She also makes use of lots of snazzy poetic tools-of-the-trade—things like repetition (we're looking at you, "famous") and the imagery of ordinary life. (If the suspense is killing you, click on over to the "Symbols, Imagery, Wordplay" section for more examples from her arsenal. But then be sure to head on back here.)
Still, Nye's using free verse here, which means she's ignoring a lot of common and accepted poetic devices, like rhyme, simile, and meter. Could that have some sort of thematic link, do you think? We think so, even if we aren't quite sure what that is. Maybe, by flouting traditional poetic devices, she's reminding us that we shouldn't so readily accept the things we readily accept. Fame isn't about what's famous. It's about what's important. And in her case, that's not rhyme.
We assume you saw this one coming.
With the repetition of the word famous applied to unexpected situations, Nye shakes up our notions of fame, big time. In fact, we can almost think of the word famous as a kind of repeated refrain that slowly persuades us that we've been going about this whole 'getting-famous-thing' in the wrong way. People who are totally into poems call this anaphora. That's when the poet deliberately repeats a word or a phrase at the beginning of lines or stanzas, as in "The ______ is famous to the _______." Nye's pattern of "such and such is famous to so and so" qualifies as big time anaphora. But don't take our word for it. Take a peek for yourself:
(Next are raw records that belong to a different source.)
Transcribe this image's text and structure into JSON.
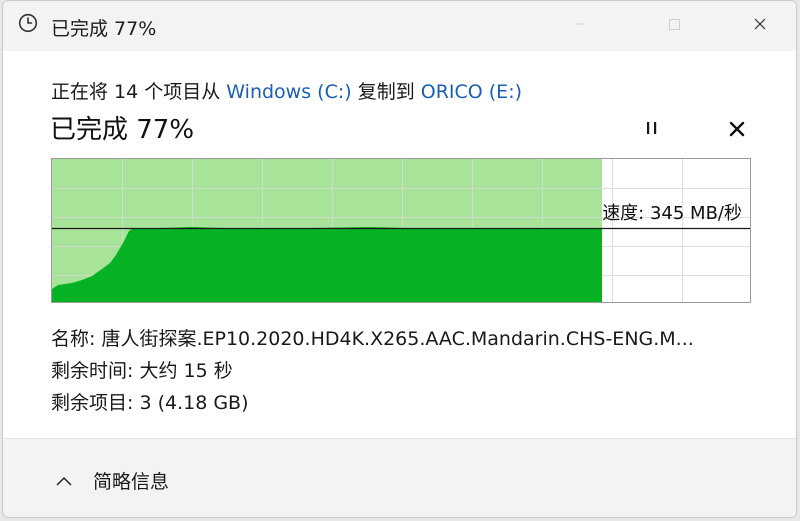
{
  "window": {
    "title": "已完成 77%"
  },
  "header": {
    "prefix": "正在将 14 个项目从 ",
    "source": "Windows (C:)",
    "middle": " 复制到 ",
    "destination": "ORICO (E:)"
  },
  "status": {
    "text": "已完成 77%",
    "progress_percent": 77
  },
  "graph": {
    "speed_label": "速度: 345 MB/秒",
    "colors": {
      "done_light": "#a8e39a",
      "done_dark": "#06b223",
      "grid": "#d9d9d9",
      "line": "#1a1a1a"
    }
  },
  "details": {
    "name_label": "名称:",
    "name_value": "唐人街探案.EP10.2020.HD4K.X265.AAC.Mandarin.CHS-ENG.M...",
    "time_label": "剩余时间:",
    "time_value": "大约 15 秒",
    "items_label": "剩余项目:",
    "items_value": "3 (4.18 GB)"
  },
  "footer": {
    "collapse_label": "简略信息"
  },
  "icons": {
    "title": "clock-icon",
    "pause": "pause-icon",
    "cancel": "close-icon",
    "collapse": "chevron-up-icon"
  }
}
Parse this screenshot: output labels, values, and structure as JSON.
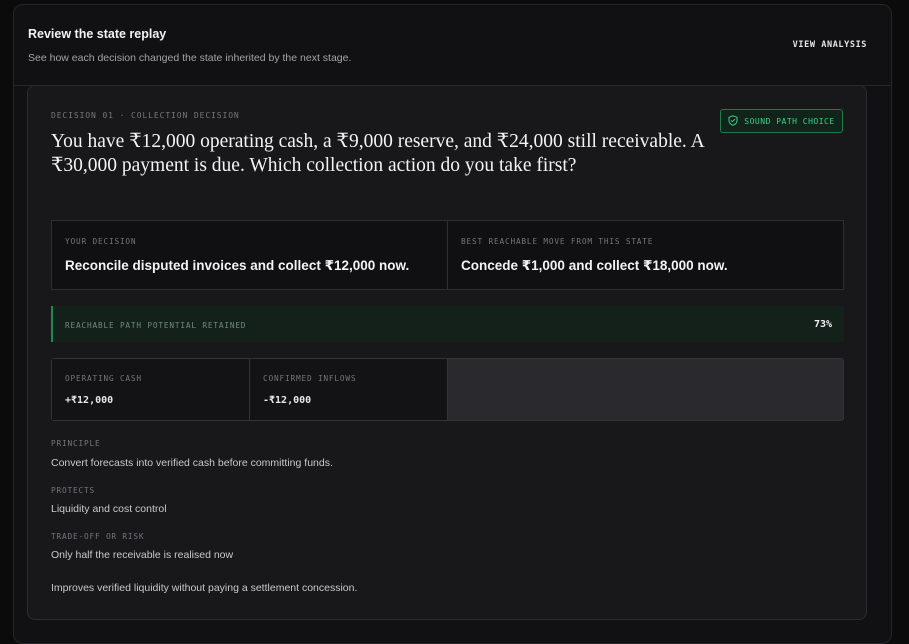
{
  "header": {
    "title": "Review the state replay",
    "subtitle": "See how each decision changed the state inherited by the next stage.",
    "view_button": "VIEW ANALYSIS"
  },
  "decision": {
    "eyebrow": "DECISION 01 · COLLECTION DECISION",
    "badge": "SOUND PATH CHOICE",
    "question": "You have ₹12,000 operating cash, a ₹9,000 reserve, and ₹24,000 still receivable. A ₹30,000 payment is due. Which collection action do you take first?",
    "your_decision_label": "YOUR DECISION",
    "your_decision": "Reconcile disputed invoices and collect ₹12,000 now.",
    "best_move_label": "BEST REACHABLE MOVE FROM THIS STATE",
    "best_move": "Concede ₹1,000 and collect ₹18,000 now.",
    "retained_label": "REACHABLE PATH POTENTIAL RETAINED",
    "retained_value": "73%",
    "metrics": [
      {
        "label": "OPERATING CASH",
        "value": "+₹12,000"
      },
      {
        "label": "CONFIRMED INFLOWS",
        "value": "-₹12,000"
      }
    ],
    "principle_label": "PRINCIPLE",
    "principle": "Convert forecasts into verified cash before committing funds.",
    "protects_label": "PROTECTS",
    "protects": "Liquidity and cost control",
    "tradeoff_label": "TRADE-OFF OR RISK",
    "tradeoff": "Only half the receivable is realised now",
    "summary": "Improves verified liquidity without paying a settlement concession."
  },
  "icons": {
    "badge_icon": "shield-check-icon"
  },
  "colors": {
    "accent_green": "#3fcf8a",
    "badge_border": "#1f7a4d"
  }
}
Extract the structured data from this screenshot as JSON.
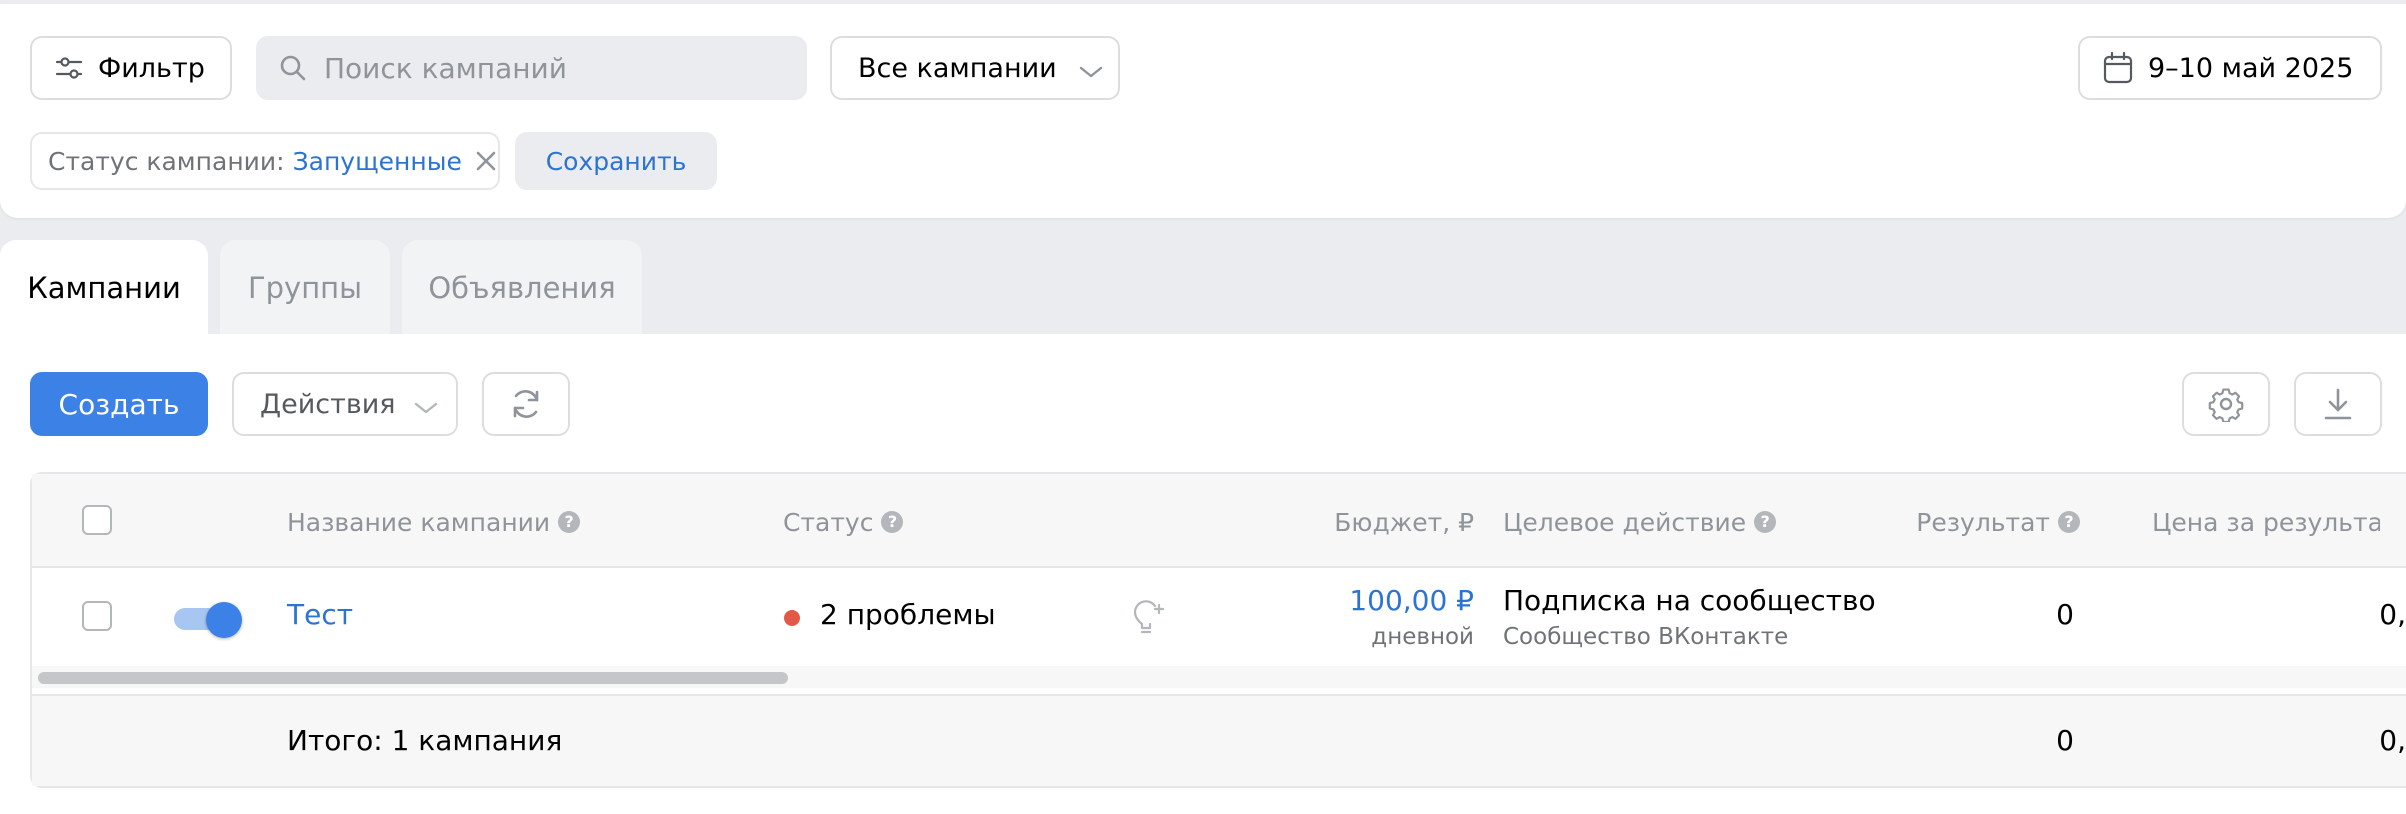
{
  "toolbar": {
    "filter_label": "Фильтр",
    "search_placeholder": "Поиск кампаний",
    "campaign_select": "Все кампании",
    "date_range": "9–10 май 2025"
  },
  "active_filter": {
    "label": "Статус кампании:",
    "value": "Запущенные",
    "save_label": "Сохранить"
  },
  "tabs": [
    {
      "label": "Кампании",
      "active": true
    },
    {
      "label": "Группы",
      "active": false
    },
    {
      "label": "Объявления",
      "active": false
    }
  ],
  "actions": {
    "create_label": "Создать",
    "actions_label": "Действия"
  },
  "table": {
    "columns": {
      "name": "Название кампании",
      "status": "Статус",
      "budget": "Бюджет, ₽",
      "target": "Целевое действие",
      "result": "Результат",
      "price": "Цена за результат"
    },
    "rows": [
      {
        "name": "Тест",
        "enabled": true,
        "status": "2 проблемы",
        "budget": "100,00 ₽",
        "budget_period": "дневной",
        "target": "Подписка на сообщество",
        "target_sub": "Сообщество ВКонтакте",
        "result": "0",
        "price": "0,"
      }
    ],
    "total": {
      "label": "Итого: 1 кампания",
      "result": "0",
      "price": "0,"
    }
  },
  "colors": {
    "accent": "#3c82e6",
    "link": "#2c74d3",
    "status_error": "#e05a47",
    "toggle_track": "#a8c6f2"
  }
}
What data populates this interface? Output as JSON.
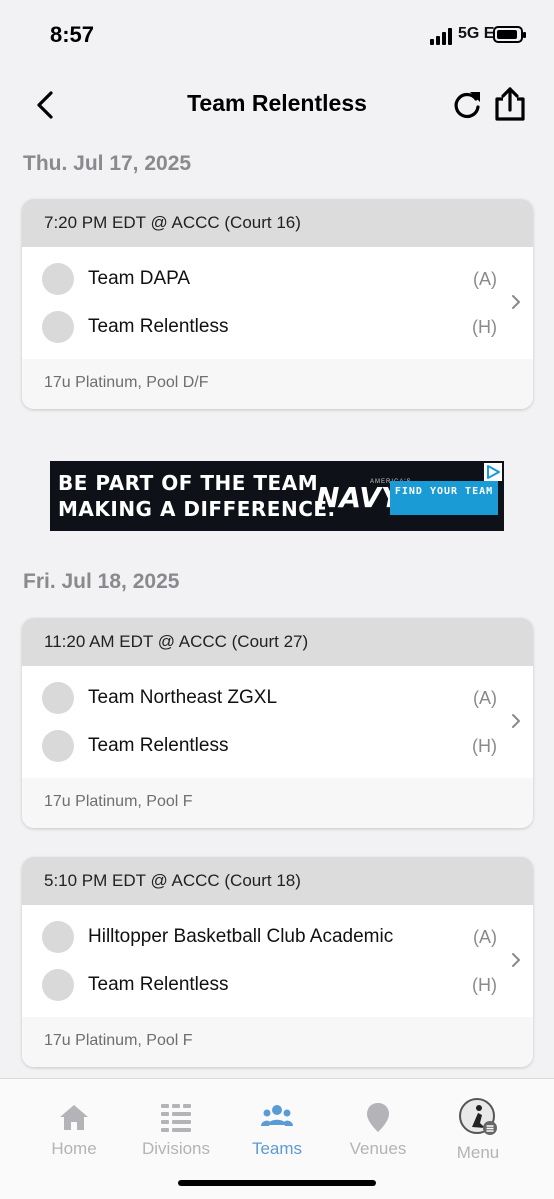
{
  "status_bar": {
    "time": "8:57",
    "network": "5G E"
  },
  "nav": {
    "title": "Team Relentless"
  },
  "days": [
    {
      "date": "Thu. Jul 17, 2025",
      "games": [
        {
          "header": "7:20 PM EDT @ ACCC (Court 16)",
          "team_a": "Team DAPA",
          "team_a_side": "(A)",
          "team_h": "Team Relentless",
          "team_h_side": "(H)",
          "footer": "17u Platinum, Pool D/F"
        }
      ]
    },
    {
      "date": "Fri. Jul 18, 2025",
      "games": [
        {
          "header": "11:20 AM EDT @ ACCC (Court 27)",
          "team_a": "Team Northeast ZGXL",
          "team_a_side": "(A)",
          "team_h": "Team Relentless",
          "team_h_side": "(H)",
          "footer": "17u Platinum, Pool F"
        },
        {
          "header": "5:10 PM EDT @ ACCC (Court 18)",
          "team_a": "Hilltopper Basketball Club Academic",
          "team_a_side": "(A)",
          "team_h": "Team Relentless",
          "team_h_side": "(H)",
          "footer": "17u Platinum, Pool F"
        }
      ]
    }
  ],
  "ad": {
    "line1": "BE PART OF THE TEAM",
    "line2": "MAKING A DIFFERENCE.",
    "brand_small": "AMERICA'S",
    "brand": "NAVY",
    "cta": "FIND YOUR TEAM"
  },
  "tabs": [
    {
      "label": "Home",
      "icon": "home-icon"
    },
    {
      "label": "Divisions",
      "icon": "divisions-icon"
    },
    {
      "label": "Teams",
      "icon": "teams-icon",
      "active": true
    },
    {
      "label": "Venues",
      "icon": "venues-icon"
    },
    {
      "label": "Menu",
      "icon": "menu-avatar-icon"
    }
  ],
  "colors": {
    "accent": "#5b9bd5",
    "inactive": "#b4b4b8",
    "card_header": "#dcdcdc",
    "background": "#f2f2f4"
  }
}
And, there is a lot more where this came from, but we think you get the idea of repetition and anaphora. Don't you feel brilliant and famous?
"Famous" is all about making us feel rather uncomfortable with our definition of fame. What better way to make us question everything we know than to give us a list of insignificant things that would certainly never make the cover of the National Enquirer, and then tell us how famous they all are? We wouldn't have thought to do this either. That's why Nye's the poet, and Shmoop's, well, not. But hey, at least we're here to help.
When we think about Fame—the condition of famousness, not the campy 80s movie loved by retro-hipsters everywhere—the last thing we think of is nature. Well, maybe forces of nature. But still, we have a hard time comparing Lady Gaga to a cat sleeping on a fence, even if she does show up at the Grammy Awards in a cat suit. Sure this poem features a cat and some birds engaged in the circle of life, but did you notice how many times Nye mentions 'the earth'? Well, it is only two, but we still think it is important because so many of her examples describe the natural world just doing what it naturally does, and that makes it famous.
Also known as closeness. More than 15 million people follow Shakira on Twitter. We think it is safe to say she is famous. (We also think she has an unfair advantage since she is bilingual and can reach more people. It's enough to make us sign up for a Spanish course.) But, how many people have ever actually looked Shakira in the eye; or, more importantly, how many people's eyes has Shakira looked into? Well, Nye pretty much says that if you aren't close enough to make eye contact, you just ain't as famous as you think you are. Take that, Shakira.
The erotic climax of 'Famous' occurs in lines 8-9 of the poem, where an idea gets rather cuddly with a bosom. Now, usually we wouldn't consider this a particularly titillating scene, but we like the word bosom and we like to think that that idea is happy pressed up against that bosom.
And anyway, it's a lot sexier than the shuffling men who smile while crossing the street.